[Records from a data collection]
__________

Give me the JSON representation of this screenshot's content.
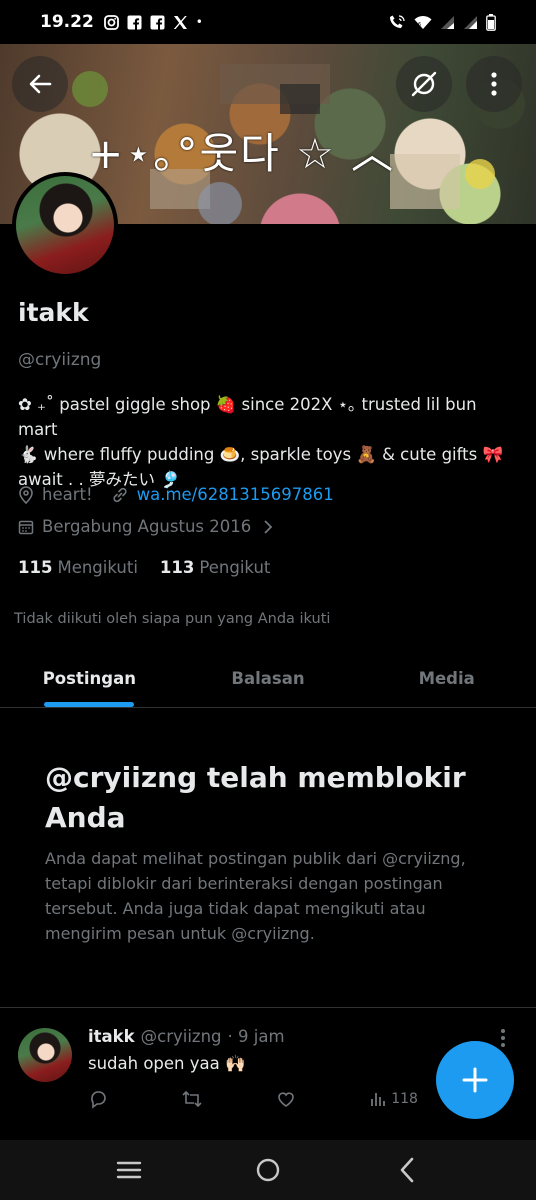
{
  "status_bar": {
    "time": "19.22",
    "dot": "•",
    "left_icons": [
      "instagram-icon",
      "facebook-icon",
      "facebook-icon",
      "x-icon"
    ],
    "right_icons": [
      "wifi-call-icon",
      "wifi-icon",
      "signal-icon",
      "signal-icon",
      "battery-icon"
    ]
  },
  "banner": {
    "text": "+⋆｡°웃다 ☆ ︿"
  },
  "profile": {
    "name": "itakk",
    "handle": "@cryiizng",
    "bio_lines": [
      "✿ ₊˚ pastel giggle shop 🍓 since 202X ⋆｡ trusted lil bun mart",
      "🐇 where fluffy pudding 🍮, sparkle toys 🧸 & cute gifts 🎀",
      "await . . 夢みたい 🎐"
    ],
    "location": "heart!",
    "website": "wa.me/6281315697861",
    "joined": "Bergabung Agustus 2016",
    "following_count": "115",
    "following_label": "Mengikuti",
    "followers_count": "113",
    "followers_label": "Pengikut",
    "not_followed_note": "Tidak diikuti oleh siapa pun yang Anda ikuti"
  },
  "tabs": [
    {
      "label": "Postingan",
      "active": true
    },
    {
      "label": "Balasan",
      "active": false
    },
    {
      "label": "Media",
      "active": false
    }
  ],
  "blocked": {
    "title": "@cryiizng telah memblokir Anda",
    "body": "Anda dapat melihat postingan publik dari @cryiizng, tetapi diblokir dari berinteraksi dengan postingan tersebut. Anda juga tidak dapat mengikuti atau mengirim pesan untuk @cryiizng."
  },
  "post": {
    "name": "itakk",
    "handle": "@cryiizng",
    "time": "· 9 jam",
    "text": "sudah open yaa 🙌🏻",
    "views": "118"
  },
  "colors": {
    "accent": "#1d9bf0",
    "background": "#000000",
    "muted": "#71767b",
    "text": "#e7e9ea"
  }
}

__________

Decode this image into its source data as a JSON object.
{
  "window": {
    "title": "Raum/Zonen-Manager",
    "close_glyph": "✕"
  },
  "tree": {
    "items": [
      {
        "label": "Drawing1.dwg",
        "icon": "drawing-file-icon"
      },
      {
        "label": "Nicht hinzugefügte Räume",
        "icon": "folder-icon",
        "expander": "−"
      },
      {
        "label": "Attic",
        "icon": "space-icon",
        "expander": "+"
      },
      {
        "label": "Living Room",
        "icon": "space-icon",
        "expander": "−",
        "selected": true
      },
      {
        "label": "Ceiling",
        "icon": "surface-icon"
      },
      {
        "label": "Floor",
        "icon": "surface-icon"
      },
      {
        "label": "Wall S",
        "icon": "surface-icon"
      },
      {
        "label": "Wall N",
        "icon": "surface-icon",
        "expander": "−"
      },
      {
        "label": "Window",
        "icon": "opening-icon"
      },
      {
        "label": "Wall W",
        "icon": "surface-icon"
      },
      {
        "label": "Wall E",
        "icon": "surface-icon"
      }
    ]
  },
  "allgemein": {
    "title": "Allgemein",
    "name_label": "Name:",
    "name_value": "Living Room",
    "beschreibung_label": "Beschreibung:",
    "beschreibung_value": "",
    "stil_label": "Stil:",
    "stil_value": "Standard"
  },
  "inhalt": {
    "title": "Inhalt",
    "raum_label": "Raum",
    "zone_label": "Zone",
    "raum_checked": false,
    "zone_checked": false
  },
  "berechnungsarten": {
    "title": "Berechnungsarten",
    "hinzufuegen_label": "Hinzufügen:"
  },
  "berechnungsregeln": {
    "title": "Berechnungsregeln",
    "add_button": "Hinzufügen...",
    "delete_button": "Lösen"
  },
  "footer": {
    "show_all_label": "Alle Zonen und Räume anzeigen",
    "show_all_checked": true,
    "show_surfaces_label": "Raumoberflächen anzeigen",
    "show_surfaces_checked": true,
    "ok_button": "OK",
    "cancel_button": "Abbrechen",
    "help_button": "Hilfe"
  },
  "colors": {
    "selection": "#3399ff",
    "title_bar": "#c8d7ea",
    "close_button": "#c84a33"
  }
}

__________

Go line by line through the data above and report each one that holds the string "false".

      "active": false
      "active": false
    "raum_checked": false,
    "zone_checked": false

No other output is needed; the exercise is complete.